_EXERCISE GOAL_
Collect each line of the records containing the string "kategorija".

_SUPPLIED MATERIAL_
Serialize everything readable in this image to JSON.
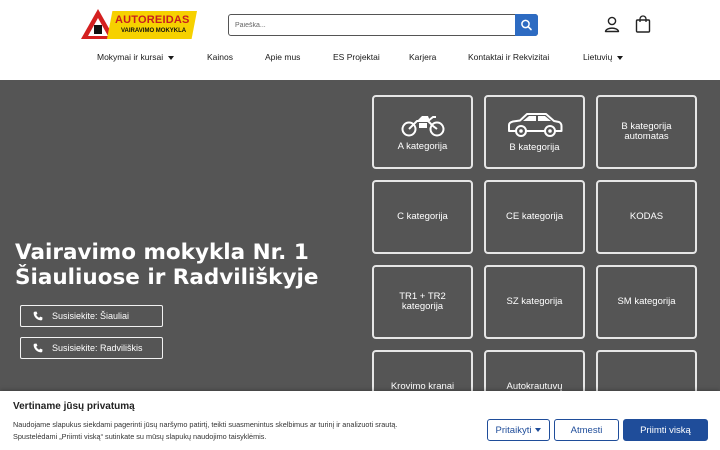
{
  "logo": {
    "title": "AUTOREIDAS",
    "subtitle": "VAIRAVIMO MOKYKLA"
  },
  "search": {
    "placeholder": "Paieška..."
  },
  "nav": {
    "items": [
      {
        "label": "Mokymai ir kursai",
        "dropdown": true
      },
      {
        "label": "Kainos",
        "dropdown": false
      },
      {
        "label": "Apie mus",
        "dropdown": false
      },
      {
        "label": "ES Projektai",
        "dropdown": false
      },
      {
        "label": "Karjera",
        "dropdown": false
      },
      {
        "label": "Kontaktai ir Rekvizitai",
        "dropdown": false
      },
      {
        "label": "Lietuvių",
        "dropdown": true
      }
    ]
  },
  "hero": {
    "title_line1": "Vairavimo mokykla Nr. 1",
    "title_line2": "Šiauliuose ir Radviliškyje",
    "buttons": [
      {
        "label": "Susisiekite: Šiauliai",
        "icon": "phone-icon"
      },
      {
        "label": "Susisiekite: Radviliškis",
        "icon": "phone-icon"
      }
    ]
  },
  "tiles": [
    {
      "label": "A kategorija",
      "icon": "motorcycle-icon"
    },
    {
      "label": "B kategorija",
      "icon": "car-icon"
    },
    {
      "label": "B kategorija automatas",
      "icon": ""
    },
    {
      "label": "C kategorija",
      "icon": ""
    },
    {
      "label": "CE kategorija",
      "icon": ""
    },
    {
      "label": "KODAS",
      "icon": ""
    },
    {
      "label": "TR1 + TR2 kategorija",
      "icon": ""
    },
    {
      "label": "SZ kategorija",
      "icon": ""
    },
    {
      "label": "SM kategorija",
      "icon": ""
    },
    {
      "label": "Krovimo kranai",
      "icon": ""
    },
    {
      "label": "Autokrautuvų",
      "icon": ""
    },
    {
      "label": "",
      "icon": ""
    }
  ],
  "cookie": {
    "title": "Vertiname jūsų privatumą",
    "text_line1": "Naudojame slapukus siekdami pagerinti jūsų naršymo patirtį, teikti suasmenintus skelbimus ar turinį ir analizuoti srautą.",
    "text_line2": "Spustelėdami „Priimti viską“ sutinkate su mūsų slapukų naudojimo taisyklėmis.",
    "customize_label": "Pritaikyti",
    "reject_label": "Atmesti",
    "accept_label": "Priimti viską"
  },
  "colors": {
    "brand_blue": "#1f4d9a",
    "search_blue": "#2d6bc2",
    "hero_bg": "#555555",
    "logo_red": "#c81e1e",
    "logo_yellow": "#f6d100"
  }
}
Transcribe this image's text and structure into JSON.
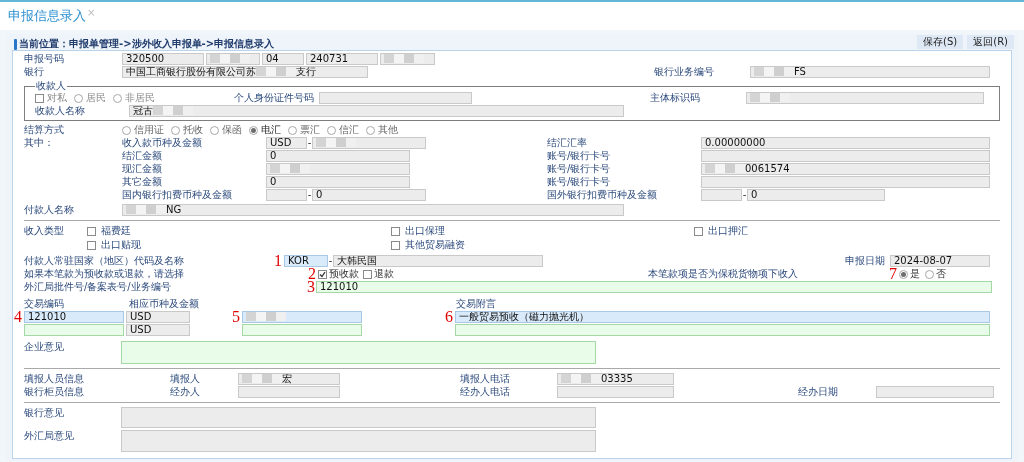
{
  "tab": {
    "title": "申报信息录入",
    "close_glyph": "×"
  },
  "breadcrumb": "当前位置：申报单管理->涉外收入申报单->申报信息录入",
  "buttons": [
    "保存(S)",
    "返回(R)"
  ],
  "report_number": {
    "label": "申报号码",
    "parts": [
      {
        "segments": [
          {
            "kind": "text",
            "value": "320500"
          }
        ]
      },
      {
        "segments": [
          {
            "kind": "redacted"
          }
        ]
      },
      {
        "segments": [
          {
            "kind": "text",
            "value": "04"
          }
        ]
      },
      {
        "segments": [
          {
            "kind": "text",
            "value": "240731"
          }
        ]
      },
      {
        "segments": [
          {
            "kind": "redacted"
          }
        ]
      }
    ]
  },
  "bank": {
    "label": "银行",
    "segments": [
      {
        "kind": "text",
        "value": "中国工商银行股份有限公司苏"
      },
      {
        "kind": "redacted"
      },
      {
        "kind": "text",
        "value": "支行"
      }
    ]
  },
  "bank_ref": {
    "label": "银行业务编号",
    "segments": [
      {
        "kind": "redacted"
      },
      {
        "kind": "text",
        "value": "FS"
      }
    ]
  },
  "payee": {
    "legend": "收款人",
    "options": [
      {
        "kind": "checkbox",
        "label": "对私",
        "selected": false
      },
      {
        "kind": "radio",
        "label": "居民",
        "selected": false
      },
      {
        "kind": "radio",
        "label": "非居民",
        "selected": false
      }
    ],
    "id_label": "个人身份证件号码",
    "entity_label": "主体标识码",
    "entity_segments": [
      {
        "kind": "redacted"
      }
    ],
    "name_label": "收款人名称",
    "name_segments": [
      {
        "kind": "text",
        "value": "冠古"
      },
      {
        "kind": "redacted"
      }
    ]
  },
  "settlement": {
    "label": "结算方式",
    "options": [
      {
        "label": "信用证",
        "selected": false
      },
      {
        "label": "托收",
        "selected": false
      },
      {
        "label": "保函",
        "selected": false
      },
      {
        "label": "电汇",
        "selected": true
      },
      {
        "label": "票汇",
        "selected": false
      },
      {
        "label": "信汇",
        "selected": false
      },
      {
        "label": "其他",
        "selected": false
      }
    ]
  },
  "of_which": {
    "label": "其中：",
    "rows": [
      {
        "left": {
          "label": "收入款币种及金额",
          "kind": "pair",
          "separator": "-",
          "currency": "USD",
          "amount_segments": [
            {
              "kind": "redacted"
            }
          ]
        },
        "right": {
          "label": "结汇汇率",
          "kind": "single",
          "segments": [
            {
              "kind": "text",
              "value": "0.00000000"
            }
          ]
        }
      },
      {
        "left": {
          "label": "结汇金额",
          "kind": "single",
          "segments": [
            {
              "kind": "text",
              "value": "0"
            }
          ]
        },
        "right": {
          "label": "账号/银行卡号",
          "kind": "single"
        }
      },
      {
        "left": {
          "label": "现汇金额",
          "kind": "single",
          "segments": [
            {
              "kind": "redacted"
            }
          ]
        },
        "right": {
          "label": "账号/银行卡号",
          "kind": "single",
          "segments": [
            {
              "kind": "redacted"
            },
            {
              "kind": "text",
              "value": "0061574"
            }
          ]
        }
      },
      {
        "left": {
          "label": "其它金额",
          "kind": "single",
          "segments": [
            {
              "kind": "text",
              "value": "0"
            }
          ]
        },
        "right": {
          "label": "账号/银行卡号",
          "kind": "single"
        }
      },
      {
        "left": {
          "label": "国内银行扣费币种及金额",
          "kind": "pair",
          "separator": "-",
          "amount_segments": [
            {
              "kind": "text",
              "value": "0"
            }
          ]
        },
        "right": {
          "label": "国外银行扣费币种及金额",
          "kind": "pair",
          "separator": "-",
          "amount_segments": [
            {
              "kind": "text",
              "value": "0"
            }
          ]
        }
      }
    ]
  },
  "payer": {
    "label": "付款人名称",
    "segments": [
      {
        "kind": "redacted"
      },
      {
        "kind": "text",
        "value": "NG"
      }
    ]
  },
  "income_type": {
    "label": "收入类型",
    "options": [
      {
        "label": "福费廷",
        "checked": false
      },
      {
        "label": "出口保理",
        "checked": false
      },
      {
        "label": "出口押汇",
        "checked": false
      },
      {
        "label": "出口贴现",
        "checked": false
      },
      {
        "label": "其他贸易融资",
        "checked": false
      }
    ]
  },
  "country": {
    "label": "付款人常驻国家（地区）代码及名称",
    "marker": "1",
    "code": "KOR",
    "separator": "-",
    "name": "大韩民国"
  },
  "report_date": {
    "label": "申报日期",
    "value": "2024-08-07"
  },
  "prepay": {
    "label": "如果本笔款为预收款或退款，请选择",
    "marker": "2",
    "options": [
      {
        "label": "预收款",
        "checked": true
      },
      {
        "label": "退款",
        "checked": false
      }
    ]
  },
  "bonded": {
    "label": "本笔款项是否为保税货物项下收入",
    "marker": "7",
    "options": [
      {
        "label": "是",
        "selected": true
      },
      {
        "label": "否",
        "selected": false
      }
    ]
  },
  "approval": {
    "label": "外汇局批件号/备案表号/业务编号",
    "marker": "3",
    "value": "121010"
  },
  "transactions": {
    "headers": [
      "交易编码",
      "相应币种及金额",
      "交易附言"
    ],
    "rows": [
      {
        "code_marker": "4",
        "code": "121010",
        "currency": "USD",
        "amount_marker": "5",
        "amount_segments": [
          {
            "kind": "redacted"
          }
        ],
        "remark_marker": "6",
        "remark": "一般贸易预收（磁力抛光机）"
      },
      {
        "currency": "USD"
      }
    ]
  },
  "enterprise_opinion": {
    "label": "企业意见"
  },
  "filer": {
    "label": "填报人员信息",
    "name_label": "填报人",
    "name_segments": [
      {
        "kind": "redacted"
      },
      {
        "kind": "text",
        "value": "宏"
      }
    ],
    "phone_label": "填报人电话",
    "phone_segments": [
      {
        "kind": "redacted"
      },
      {
        "kind": "text",
        "value": "03335"
      }
    ]
  },
  "teller": {
    "label": "银行柜员信息",
    "name_label": "经办人",
    "phone_label": "经办人电话",
    "date_label": "经办日期"
  },
  "bank_opinion": {
    "label": "银行意见"
  },
  "safe_opinion": {
    "label": "外汇局意见"
  }
}
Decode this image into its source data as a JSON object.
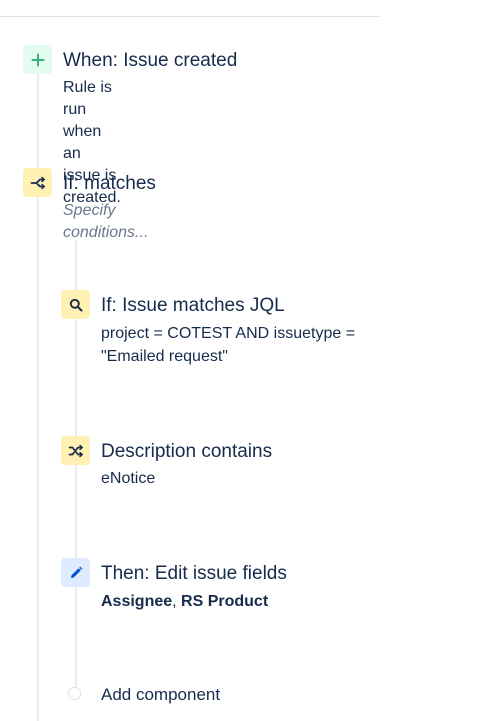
{
  "steps": {
    "trigger": {
      "title": "When: Issue created",
      "description": "Rule is run when an issue is created.",
      "icon": "plus-icon",
      "icon_bg": "#e3fcef",
      "icon_color": "#36b37e"
    },
    "condition": {
      "title": "If: matches",
      "description": "Specify conditions...",
      "icon": "branch-icon",
      "icon_bg": "#fff0b3",
      "icon_color": "#172b4d"
    },
    "jql": {
      "title": "If: Issue matches JQL",
      "description_line1": "project = COTEST AND issuetype =",
      "description_line2": "\"Emailed request\"",
      "icon": "search-icon",
      "icon_bg": "#fff0b3",
      "icon_color": "#172b4d"
    },
    "desc_contains": {
      "title": "Description contains",
      "description": "eNotice",
      "icon": "shuffle-icon",
      "icon_bg": "#fff0b3",
      "icon_color": "#172b4d"
    },
    "action": {
      "title": "Then: Edit issue fields",
      "field1": "Assignee",
      "separator": ", ",
      "field2": "RS Product",
      "icon": "pencil-icon",
      "icon_bg": "#deebff",
      "icon_color": "#0052cc"
    }
  },
  "add_component": {
    "label": "Add component"
  }
}
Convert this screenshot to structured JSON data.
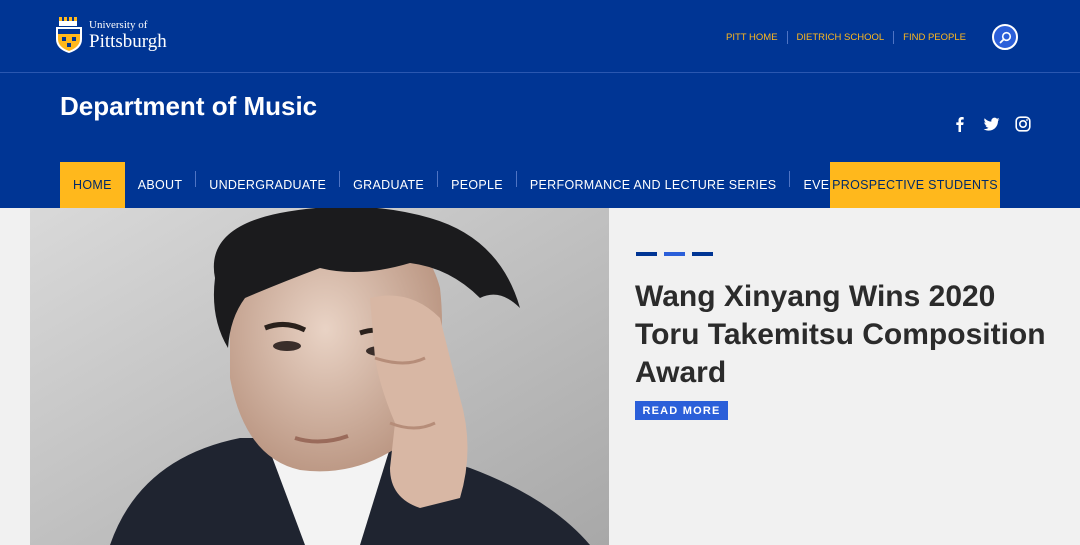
{
  "header": {
    "logo": {
      "line1": "University of",
      "line2": "Pittsburgh"
    },
    "top_links": [
      "PITT HOME",
      "DIETRICH SCHOOL",
      "FIND PEOPLE"
    ],
    "search_icon": "search-icon",
    "department": "Department of Music",
    "social_icons": [
      "facebook-icon",
      "twitter-icon",
      "instagram-icon"
    ]
  },
  "nav": {
    "items": [
      "HOME",
      "ABOUT",
      "UNDERGRADUATE",
      "GRADUATE",
      "PEOPLE",
      "PERFORMANCE AND LECTURE SERIES",
      "EVENTS"
    ],
    "active": "HOME",
    "cta": "PROSPECTIVE STUDENTS"
  },
  "feature": {
    "title": "Wang Xinyang Wins 2020 Toru Takemitsu Composition Award",
    "read_more": "READ MORE",
    "dash_colors": [
      "#003594",
      "#2b5fd9",
      "#003594"
    ]
  },
  "colors": {
    "brand_blue": "#003594",
    "gold": "#ffb81c",
    "accent_blue": "#2b5fd9",
    "text_dark": "#2b2b2b"
  }
}
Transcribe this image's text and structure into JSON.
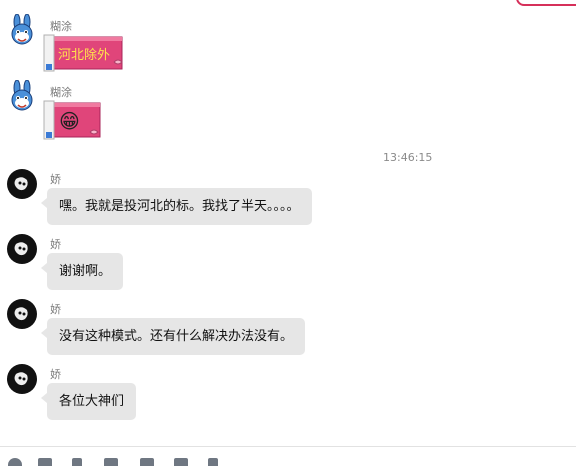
{
  "messages": [
    {
      "sender": "糊涂",
      "type": "gift",
      "gift_text": "河北除外",
      "avatar_icon": "rabbit-avatar-icon"
    },
    {
      "sender": "糊涂",
      "type": "gift-emoji",
      "emoji": "😁",
      "avatar_icon": "rabbit-avatar-icon"
    },
    {
      "sender": "娇",
      "type": "text",
      "text": "嘿。我就是投河北的标。我找了半天。。。。",
      "avatar_icon": "dark-avatar-icon"
    },
    {
      "sender": "娇",
      "type": "text",
      "text": "谢谢啊。",
      "avatar_icon": "dark-avatar-icon"
    },
    {
      "sender": "娇",
      "type": "text",
      "text": "没有这种模式。还有什么解决办法没有。",
      "avatar_icon": "dark-avatar-icon"
    },
    {
      "sender": "娇",
      "type": "text",
      "text": "各位大神们",
      "avatar_icon": "dark-avatar-icon"
    }
  ],
  "timestamp": "13:46:15",
  "toolbar": {
    "icons": [
      "emoji-icon",
      "folder-icon",
      "scissors-icon",
      "file-icon",
      "doc-icon",
      "image-icon",
      "send-icon"
    ]
  },
  "colors": {
    "accent": "#d6305a",
    "gift_box": "#e0457a",
    "bubble": "#e6e6e6"
  }
}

_PROBLEM SOLUTION_
      "label": "A kategorija",
      "label": "B kategorija",
      "label": "B kategorija automatas",
      "label": "C kategorija",
      "label": "CE kategorija",
      "label": "TR1 + TR2 kategorija",
      "label": "SZ kategorija",
      "label": "SM kategorija",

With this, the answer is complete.